Training at the Ottawa Chinese Martial Arts association consists of the following:
Your muscles and your joints are link the parts of your body together, and power your body. Strong, supple, and loose muscles and joints are required for maximum health. Anyone who has done any level of physical activity is aware of this. And to anyone who has sweated and worked hard at any physical endeavor, this will seem like pure common sense.
Whether nourishing your body with oxygen or eliminating waste gases from your body, your breath is vital to you as a living creature. Breathing techniques are a common practice among various medical, spiritual, and martial traditions, and can be designed, in some cases, to achieve very specific ends.

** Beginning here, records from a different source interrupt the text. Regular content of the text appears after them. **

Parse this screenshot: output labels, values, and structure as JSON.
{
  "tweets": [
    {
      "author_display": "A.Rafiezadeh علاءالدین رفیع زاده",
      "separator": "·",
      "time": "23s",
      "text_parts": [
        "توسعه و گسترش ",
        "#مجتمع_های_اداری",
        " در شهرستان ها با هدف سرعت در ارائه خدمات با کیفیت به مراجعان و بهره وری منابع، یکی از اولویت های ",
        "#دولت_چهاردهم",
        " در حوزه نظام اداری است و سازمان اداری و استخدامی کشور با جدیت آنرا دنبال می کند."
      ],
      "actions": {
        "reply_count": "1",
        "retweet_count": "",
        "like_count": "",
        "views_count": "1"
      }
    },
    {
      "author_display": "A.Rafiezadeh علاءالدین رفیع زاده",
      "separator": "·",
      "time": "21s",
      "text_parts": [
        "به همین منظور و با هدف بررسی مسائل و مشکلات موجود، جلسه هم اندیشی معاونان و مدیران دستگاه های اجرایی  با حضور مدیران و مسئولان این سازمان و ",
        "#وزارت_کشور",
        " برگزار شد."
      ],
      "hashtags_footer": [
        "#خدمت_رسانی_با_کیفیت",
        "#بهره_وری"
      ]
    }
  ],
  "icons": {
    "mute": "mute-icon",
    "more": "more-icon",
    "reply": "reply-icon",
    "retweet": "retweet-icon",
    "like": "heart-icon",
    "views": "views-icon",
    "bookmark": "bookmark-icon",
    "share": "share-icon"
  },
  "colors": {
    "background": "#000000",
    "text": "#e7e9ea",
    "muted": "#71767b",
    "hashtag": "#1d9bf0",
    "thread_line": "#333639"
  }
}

Often studied in conjunction with breathing and stretching exercises, standing is a vital component in its own right. Because they allow you to develop a thorough feeling for your own body, standing exercises are the basis for further work. One thing that often surprises newcomers is just how poor their posture is. Along with that realization comes another: just how much of their upper body musculature they tend to use to support themselves. Training your body to have correct posture and to support yourself with minimal effort are two prime goals of initial standing training.
Your link to the ground. The very foundation of your body's structure. Although there are no stances per se in practice and in movement, do offer positioning and structural checkpoints. During training, practitioners will move through these checkpoints as they step and execute techniques. The different stances have different strengths and weaknesses.
Martial arts require training in motion. Once the students learn the basics of stillness, the training of coordinating the various parts of the body can begin. Stepping training enables the practitioner to move fluidly and quickly through the stance checkpoints, increasing one's speed, quickness, and stability. One step at a time, the mind is opened and recaptures the wonderment of movement again. Each style promotes various degrees of weight distribution, but in the end, stepping helps train the mind and the body.
Basic training is the most important aspect of practice regardless of the style of martial arts. Real progress can only be achieved after establishing a strong foundation.